■ **Problem to solve**: When you return the material, keep every line exactly as it is and omit the pictures.

■ **Data under study**:
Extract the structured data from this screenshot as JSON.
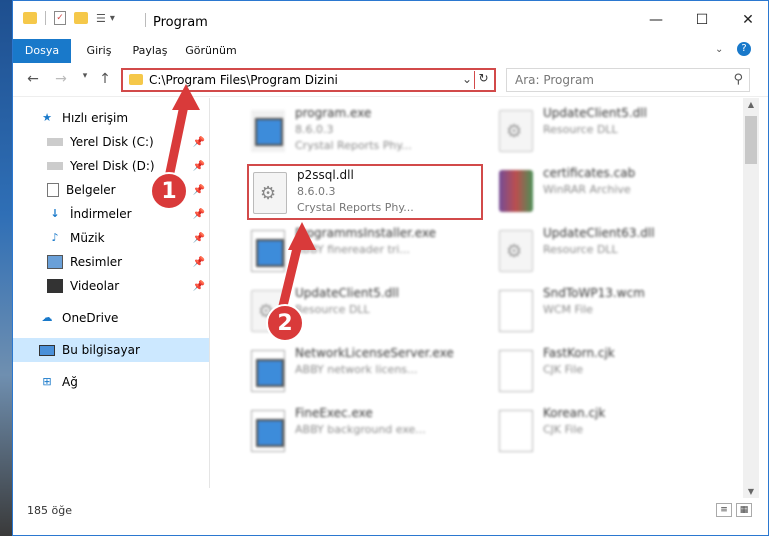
{
  "window": {
    "title": "Program"
  },
  "ribbon": {
    "tabs": [
      "Dosya",
      "Giriş",
      "Paylaş",
      "Görünüm"
    ]
  },
  "address": {
    "path": "C:\\Program Files\\Program Dizini",
    "search_placeholder": "Ara: Program"
  },
  "nav": {
    "items": [
      {
        "label": "Hızlı erişim",
        "icon": "star-icon"
      },
      {
        "label": "Yerel Disk (C:)",
        "icon": "drive-icon"
      },
      {
        "label": "Yerel Disk (D:)",
        "icon": "drive-icon"
      },
      {
        "label": "Belgeler",
        "icon": "documents-icon"
      },
      {
        "label": "İndirmeler",
        "icon": "download-icon"
      },
      {
        "label": "Müzik",
        "icon": "music-icon"
      },
      {
        "label": "Resimler",
        "icon": "pictures-icon"
      },
      {
        "label": "Videolar",
        "icon": "video-icon"
      },
      {
        "label": "OneDrive",
        "icon": "cloud-icon"
      },
      {
        "label": "Bu bilgisayar",
        "icon": "computer-icon"
      },
      {
        "label": "Ağ",
        "icon": "network-icon"
      }
    ]
  },
  "files": [
    {
      "name": "program.exe",
      "version": "8.6.0.3",
      "desc": "Crystal Reports Phy...",
      "icon": "exe-icon"
    },
    {
      "name": "UpdateClient5.dll",
      "version": "",
      "desc": "Resource DLL",
      "icon": "dll-icon"
    },
    {
      "name": "p2ssql.dll",
      "version": "8.6.0.3",
      "desc": "Crystal Reports Phy...",
      "icon": "dll-icon"
    },
    {
      "name": "certificates.cab",
      "version": "",
      "desc": "WinRAR Archive",
      "icon": "cab-icon"
    },
    {
      "name": "ProgrammsInstaller.exe",
      "version": "",
      "desc": "ABBY finereader tri...",
      "icon": "exe-icon"
    },
    {
      "name": "UpdateClient63.dll",
      "version": "",
      "desc": "Resource DLL",
      "icon": "dll-icon"
    },
    {
      "name": "UpdateClient5.dll",
      "version": "",
      "desc": "Resource DLL",
      "icon": "dll-icon"
    },
    {
      "name": "SndToWP13.wcm",
      "version": "",
      "desc": "WCM File",
      "icon": "file-icon"
    },
    {
      "name": "NetworkLicenseServer.exe",
      "version": "",
      "desc": "ABBY network licens...",
      "icon": "exe-icon"
    },
    {
      "name": "FastKorn.cjk",
      "version": "",
      "desc": "CJK File",
      "icon": "file-icon"
    },
    {
      "name": "FineExec.exe",
      "version": "",
      "desc": "ABBY background exe...",
      "icon": "exe-icon"
    },
    {
      "name": "Korean.cjk",
      "version": "",
      "desc": "CJK File",
      "icon": "file-icon"
    }
  ],
  "status": {
    "count": "185 öğe"
  },
  "annotations": [
    "1",
    "2"
  ],
  "colors": {
    "accent": "#1979ca",
    "highlight": "#d24a4a",
    "selected_nav": "#cce8ff"
  }
}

■ **Answer to this task**:
Extract the structured data from this screenshot as JSON.
{
  "window": {
    "title": "Program"
  },
  "ribbon": {
    "tabs": [
      "Dosya",
      "Giriş",
      "Paylaş",
      "Görünüm"
    ]
  },
  "address": {
    "path": "C:\\Program Files\\Program Dizini",
    "search_placeholder": "Ara: Program"
  },
  "nav": {
    "items": [
      {
        "label": "Hızlı erişim",
        "icon": "star-icon"
      },
      {
        "label": "Yerel Disk (C:)",
        "icon": "drive-icon"
      },
      {
        "label": "Yerel Disk (D:)",
        "icon": "drive-icon"
      },
      {
        "label": "Belgeler",
        "icon": "documents-icon"
      },
      {
        "label": "İndirmeler",
        "icon": "download-icon"
      },
      {
        "label": "Müzik",
        "icon": "music-icon"
      },
      {
        "label": "Resimler",
        "icon": "pictures-icon"
      },
      {
        "label": "Videolar",
        "icon": "video-icon"
      },
      {
        "label": "OneDrive",
        "icon": "cloud-icon"
      },
      {
        "label": "Bu bilgisayar",
        "icon": "computer-icon"
      },
      {
        "label": "Ağ",
        "icon": "network-icon"
      }
    ]
  },
  "files": [
    {
      "name": "program.exe",
      "version": "8.6.0.3",
      "desc": "Crystal Reports Phy...",
      "icon": "exe-icon"
    },
    {
      "name": "UpdateClient5.dll",
      "version": "",
      "desc": "Resource DLL",
      "icon": "dll-icon"
    },
    {
      "name": "p2ssql.dll",
      "version": "8.6.0.3",
      "desc": "Crystal Reports Phy...",
      "icon": "dll-icon"
    },
    {
      "name": "certificates.cab",
      "version": "",
      "desc": "WinRAR Archive",
      "icon": "cab-icon"
    },
    {
      "name": "ProgrammsInstaller.exe",
      "version": "",
      "desc": "ABBY finereader tri...",
      "icon": "exe-icon"
    },
    {
      "name": "UpdateClient63.dll",
      "version": "",
      "desc": "Resource DLL",
      "icon": "dll-icon"
    },
    {
      "name": "UpdateClient5.dll",
      "version": "",
      "desc": "Resource DLL",
      "icon": "dll-icon"
    },
    {
      "name": "SndToWP13.wcm",
      "version": "",
      "desc": "WCM File",
      "icon": "file-icon"
    },
    {
      "name": "NetworkLicenseServer.exe",
      "version": "",
      "desc": "ABBY network licens...",
      "icon": "exe-icon"
    },
    {
      "name": "FastKorn.cjk",
      "version": "",
      "desc": "CJK File",
      "icon": "file-icon"
    },
    {
      "name": "FineExec.exe",
      "version": "",
      "desc": "ABBY background exe...",
      "icon": "exe-icon"
    },
    {
      "name": "Korean.cjk",
      "version": "",
      "desc": "CJK File",
      "icon": "file-icon"
    }
  ],
  "status": {
    "count": "185 öğe"
  },
  "annotations": [
    "1",
    "2"
  ],
  "colors": {
    "accent": "#1979ca",
    "highlight": "#d24a4a",
    "selected_nav": "#cce8ff"
  }
}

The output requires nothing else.